I believe there is no point looking back and wondering what things would be like if done differently. Time stops for nobody, and we all have to do the best we can, based on the judgements we can make. The main thing is to own your decisions, whether right or wrong, and act accordingly on the outcomes.
What advice would you give to someone looking to start up?
If you believe in your product, don’t be afraid to give it a try and don’t be afraid to fail. Calculate your risk and take a moderate risk. I’m sure you will learn many things along the way. Don’t be greedy for instant success — Rome wasn’t built in a day. Be lean, be nimble, and be adaptable.
What would you be doing if you weren’t doing what you do now?
I’d be living in Mumbai, with my kids spoilt rotten with excess house help, while being stuck in home quarantine! I am very glad I decided to move to Singapore, and very thankful for the quality of life my family has in this city.

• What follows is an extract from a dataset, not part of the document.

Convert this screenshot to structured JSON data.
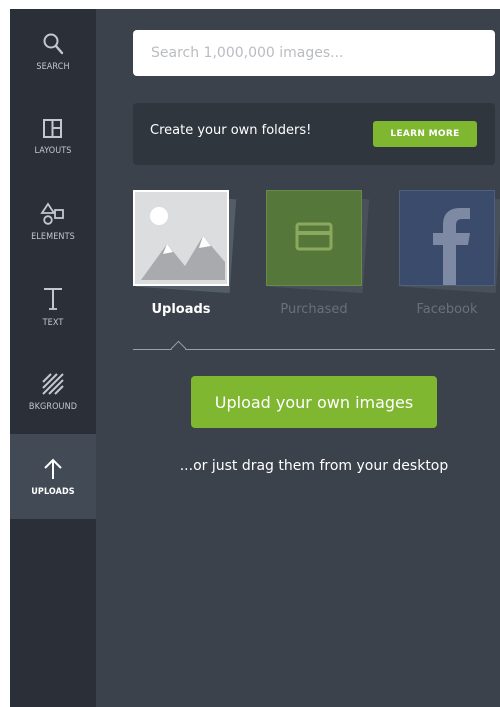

Which markets will be important for you? Why?
Southeast Asia is one of the most populated corners of the world, if you don’t consider India and China. It is, therefore, a vast consumer base for all types of goods and services. It is also, demographically speaking, a very young population, which looks to the West, but is very confident in their rooted Asian values and culture. I believe the Southeast Asian market has tremendous consumer potential. Of course there are challenges, and a lot of fragmentation due to different cultures, but the underlying values across various geographies are quite consistent and can be appealed to.
How do you define success? Do you consider yourself successful?
Success, to me, has several factors. Financial success is very important, but along with that, is emotional, mental and physical health. Family and values play an important part here, and these aspects can further enhance financial success. Mr. Square is a passion project for me. I did not start this with the aim of making this a multi-million dollar business. The fact that I am able to afford time for this business, without stress, while having secured an overseas income with a successful business which can provide my family a decent lifestyle, already measures success for me.
What’s next for Mr Square?
I want to expand our product offering slowly, to encompass men’s various lifestyle needs. I will bring to market a few new products steadily, and test the market’s response before diving deeper. I plan to have a few pop-ups at different locations, in order to give Mr. Square some visibility, and enable buyers to touch, feel, and experience the products before they buy.
This story first appeared on Prestige Singapore
(All images: Abhishek Poddar)